Allergic to Valentine’s Day?

Does Valentine’s Day make you sick?

Those of us who don’t expect to receive cards and flowers tomorrow, would probably rather fast-forward to February 15th than endure a day of being surrounded by loved-up romantics.

However, it seems that it’s not only singletons who want to forget the 14th. People with food allergies may also want to give cupid a wide berth.

Having an allergic reaction immediately after kissing someone who has eaten the food or taken the medication that you are allergic to isn’t highly unusual,” says allergist Sami Bahna, MD. “However some patients react after their partner has brushed his or her teeth or several hours after eating. It turns out that their partners’ saliva is excreting the allergen hours after the food or medicine has been absorbed by their body.”

Symptoms of kissing allergies include swelling of the lips or throat, rash, hives, itching and wheezing.

When things turn more intimate, allergies can be even more disruptive. Allergists have seen cases of people experiencing allergies to chemicals in spermicides, lubricants, latex or even a partner’s semen. Some people even develop hives or wheezing from the natural chemicals released by their own body during sexual interaction.

So what are lovebirds to do?

If you suffer from food or medication allergies, before puckering up you should ask your partner to brush his or her teeth, rinse his or her mouth and avoid the offending food for 16 to 24 hours before smooching.  For people allergic to their partner’s semen, we suggest the use of condoms or better still, that you visit your allergist to discuss immunotherapy or allergy shots.

Whether you’re celebrating  Valentine’s Day tomorrow or not, SRxA’s Word on Health wishes you a happy and healthy February 14th.

Love Hurts!

SRxA’s Word on Health team just returned from a memorable trip to Phoenix, Arizona.  In addition to managing a number of highly successful events, meeting many of our wonderful clients and spending some quality time with our Advisors; we were able to catch up with all the latest news from the field of asthma, allergy and immunology.

During one of the more memorable sessions, we learned that kissing and um, er, let’s just say, more intimate contact, can be fraught with danger for those with allergies, while in another we found out that everything from our makeup, to our cell phones might be making us sick.

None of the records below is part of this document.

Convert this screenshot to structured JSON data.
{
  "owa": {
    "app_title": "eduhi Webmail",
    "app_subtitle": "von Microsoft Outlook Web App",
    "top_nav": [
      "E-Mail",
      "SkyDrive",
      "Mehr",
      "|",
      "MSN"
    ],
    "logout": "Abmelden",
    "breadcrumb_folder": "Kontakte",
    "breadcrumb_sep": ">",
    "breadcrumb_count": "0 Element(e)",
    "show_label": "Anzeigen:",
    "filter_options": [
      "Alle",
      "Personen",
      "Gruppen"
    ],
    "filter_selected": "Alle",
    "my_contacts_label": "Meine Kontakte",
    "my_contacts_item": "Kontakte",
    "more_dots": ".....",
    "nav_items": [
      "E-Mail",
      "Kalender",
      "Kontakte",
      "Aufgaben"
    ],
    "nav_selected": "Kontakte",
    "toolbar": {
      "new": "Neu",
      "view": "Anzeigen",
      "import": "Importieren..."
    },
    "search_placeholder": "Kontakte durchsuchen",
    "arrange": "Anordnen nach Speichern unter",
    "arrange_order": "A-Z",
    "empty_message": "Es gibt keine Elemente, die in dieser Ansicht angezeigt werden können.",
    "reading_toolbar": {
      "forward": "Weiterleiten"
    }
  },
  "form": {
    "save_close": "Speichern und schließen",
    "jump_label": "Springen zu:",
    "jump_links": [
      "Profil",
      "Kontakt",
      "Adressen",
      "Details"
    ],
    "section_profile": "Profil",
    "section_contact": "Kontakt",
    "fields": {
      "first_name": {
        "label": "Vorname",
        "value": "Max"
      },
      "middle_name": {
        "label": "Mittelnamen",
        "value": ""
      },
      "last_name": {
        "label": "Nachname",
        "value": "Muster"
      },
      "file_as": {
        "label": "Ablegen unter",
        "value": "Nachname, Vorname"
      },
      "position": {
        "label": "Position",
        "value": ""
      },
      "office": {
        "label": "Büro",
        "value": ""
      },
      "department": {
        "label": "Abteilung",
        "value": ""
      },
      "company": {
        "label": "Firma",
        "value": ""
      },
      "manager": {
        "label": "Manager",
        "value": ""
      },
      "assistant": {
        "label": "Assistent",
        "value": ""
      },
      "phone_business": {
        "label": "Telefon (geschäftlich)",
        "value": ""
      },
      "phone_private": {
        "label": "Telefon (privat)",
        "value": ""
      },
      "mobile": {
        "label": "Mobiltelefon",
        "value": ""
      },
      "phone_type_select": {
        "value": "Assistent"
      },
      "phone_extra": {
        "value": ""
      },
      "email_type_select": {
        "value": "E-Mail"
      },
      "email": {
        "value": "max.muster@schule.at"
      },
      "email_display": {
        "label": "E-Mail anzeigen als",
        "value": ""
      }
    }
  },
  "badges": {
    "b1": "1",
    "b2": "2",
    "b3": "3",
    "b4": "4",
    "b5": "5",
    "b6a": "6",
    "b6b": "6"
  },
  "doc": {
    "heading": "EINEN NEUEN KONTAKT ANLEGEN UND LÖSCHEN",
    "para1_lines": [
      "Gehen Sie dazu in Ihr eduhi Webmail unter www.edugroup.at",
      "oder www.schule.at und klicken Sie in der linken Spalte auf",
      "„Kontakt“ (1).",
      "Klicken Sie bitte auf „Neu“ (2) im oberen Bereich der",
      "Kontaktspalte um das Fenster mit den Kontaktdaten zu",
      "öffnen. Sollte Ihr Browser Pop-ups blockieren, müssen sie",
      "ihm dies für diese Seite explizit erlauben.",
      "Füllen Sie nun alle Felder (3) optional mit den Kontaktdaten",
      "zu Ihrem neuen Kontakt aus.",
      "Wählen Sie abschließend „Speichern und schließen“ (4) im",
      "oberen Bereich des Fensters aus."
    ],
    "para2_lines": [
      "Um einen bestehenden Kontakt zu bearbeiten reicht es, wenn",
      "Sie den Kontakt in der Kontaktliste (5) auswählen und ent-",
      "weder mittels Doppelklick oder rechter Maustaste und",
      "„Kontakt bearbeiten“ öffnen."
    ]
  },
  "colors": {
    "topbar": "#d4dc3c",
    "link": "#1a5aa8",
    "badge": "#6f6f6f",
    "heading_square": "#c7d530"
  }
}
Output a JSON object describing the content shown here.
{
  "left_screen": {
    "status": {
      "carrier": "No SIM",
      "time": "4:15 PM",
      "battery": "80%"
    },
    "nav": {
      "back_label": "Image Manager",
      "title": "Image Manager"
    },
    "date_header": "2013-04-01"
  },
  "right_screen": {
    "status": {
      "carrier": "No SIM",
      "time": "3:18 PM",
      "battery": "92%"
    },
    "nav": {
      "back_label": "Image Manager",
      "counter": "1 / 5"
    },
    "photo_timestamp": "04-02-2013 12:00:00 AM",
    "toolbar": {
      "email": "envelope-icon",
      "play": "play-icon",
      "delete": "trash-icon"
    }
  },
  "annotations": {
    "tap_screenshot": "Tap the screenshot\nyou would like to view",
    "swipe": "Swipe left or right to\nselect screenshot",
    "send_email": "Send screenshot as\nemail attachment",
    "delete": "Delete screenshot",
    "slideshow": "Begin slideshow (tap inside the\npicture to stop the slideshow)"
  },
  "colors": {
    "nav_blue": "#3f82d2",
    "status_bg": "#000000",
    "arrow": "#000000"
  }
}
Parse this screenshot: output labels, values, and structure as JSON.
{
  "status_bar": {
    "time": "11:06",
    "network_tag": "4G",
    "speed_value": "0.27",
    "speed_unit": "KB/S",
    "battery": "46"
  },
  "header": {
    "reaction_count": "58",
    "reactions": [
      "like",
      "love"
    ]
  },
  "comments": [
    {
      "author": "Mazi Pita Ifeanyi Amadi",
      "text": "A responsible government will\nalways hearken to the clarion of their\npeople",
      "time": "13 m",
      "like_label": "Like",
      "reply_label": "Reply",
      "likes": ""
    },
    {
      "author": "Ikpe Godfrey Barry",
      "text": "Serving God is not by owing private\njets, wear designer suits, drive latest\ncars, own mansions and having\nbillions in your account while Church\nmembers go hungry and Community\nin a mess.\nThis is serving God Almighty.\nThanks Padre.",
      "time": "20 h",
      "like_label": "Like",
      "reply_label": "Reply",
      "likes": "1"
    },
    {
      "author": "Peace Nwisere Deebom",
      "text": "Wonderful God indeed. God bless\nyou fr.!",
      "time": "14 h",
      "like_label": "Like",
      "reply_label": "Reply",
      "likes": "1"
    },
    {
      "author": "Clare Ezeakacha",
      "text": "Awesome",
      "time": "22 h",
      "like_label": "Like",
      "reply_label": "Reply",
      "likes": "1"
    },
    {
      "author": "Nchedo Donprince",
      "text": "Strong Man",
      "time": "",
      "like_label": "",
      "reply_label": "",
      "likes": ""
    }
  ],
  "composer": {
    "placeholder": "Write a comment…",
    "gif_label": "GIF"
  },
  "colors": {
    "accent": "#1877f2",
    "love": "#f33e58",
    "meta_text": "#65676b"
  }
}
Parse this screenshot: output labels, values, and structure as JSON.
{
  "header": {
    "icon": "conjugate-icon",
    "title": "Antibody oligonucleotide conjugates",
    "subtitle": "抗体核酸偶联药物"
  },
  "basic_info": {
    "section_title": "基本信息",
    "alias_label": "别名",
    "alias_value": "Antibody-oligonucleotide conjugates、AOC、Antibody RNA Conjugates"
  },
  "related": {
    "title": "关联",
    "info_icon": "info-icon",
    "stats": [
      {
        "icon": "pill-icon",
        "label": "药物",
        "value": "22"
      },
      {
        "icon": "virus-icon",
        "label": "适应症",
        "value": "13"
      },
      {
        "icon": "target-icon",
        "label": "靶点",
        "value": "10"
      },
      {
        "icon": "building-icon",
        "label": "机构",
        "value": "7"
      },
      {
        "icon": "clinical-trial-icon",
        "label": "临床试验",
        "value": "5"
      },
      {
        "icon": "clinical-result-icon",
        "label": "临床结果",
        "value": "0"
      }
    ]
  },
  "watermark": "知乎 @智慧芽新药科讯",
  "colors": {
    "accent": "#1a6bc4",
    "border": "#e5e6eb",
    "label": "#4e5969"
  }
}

Over the coming days we’ll be sharing the congress highlights with are readers, but in the meantime, let’s get back to kissing…

According to Dr. Sami Bahna, President of the American College of Allergy, Asthma and Immunology (ACAAI), while allergic reactions from kissing are relatively uncommon, they do occur.

Apparently, allergens from food substances can linger in a partner’s saliva up to a full day following ingestion, irrespective of tooth-brushing, rinsing, flossing  or other interventions such as chewing gum.

And if you’re one of the 7 million Americans who suffer from food allergies we’re not just talking about a passionate kiss. Even a kiss on the cheek or the forehead from a partner who has consumed an identified allergen can cause a severe reaction ranging from lip-swelling, throat-swelling, rash, hives, itching, and/or wheezing immediately after kissing.

And kissing isn’t the only form of romantic activity that can trigger allergic reactions in the highly sensitive. The ACAAI notes that sexual intercourse can pose its own hazards, given that some patients are allergic to chemicals found in spermicides, lubricants and/or latex condoms.  Even sperm can prompt an allergic reaction in some, as can the more general emotional and physical exertion of intercourse itself.

When it comes to semen allergy, Bahna said antihistamines can sometimes help with mild issues, as can immunotherapy treatments offered by allergists. Condoms can also help, as long as a person is not allergic to latex!

Despite these warnings, Bahna stressed, “I do not want this discussion to cause all people with allergies to live in fear. If your girlfriend or your wife is not very allergic to peanuts she won’t be affected by a kiss from a person who ate peanuts.”

Additionally, allergists can help determine what’s causing the allergy and find the right treatment. They have the training and expertise to treat more than just symptoms. They can identify the source of your discomfort and develop a treatment plan to eliminate it.

You can follow the ACCAI annual meeting on Twitter at #ACAAI2010.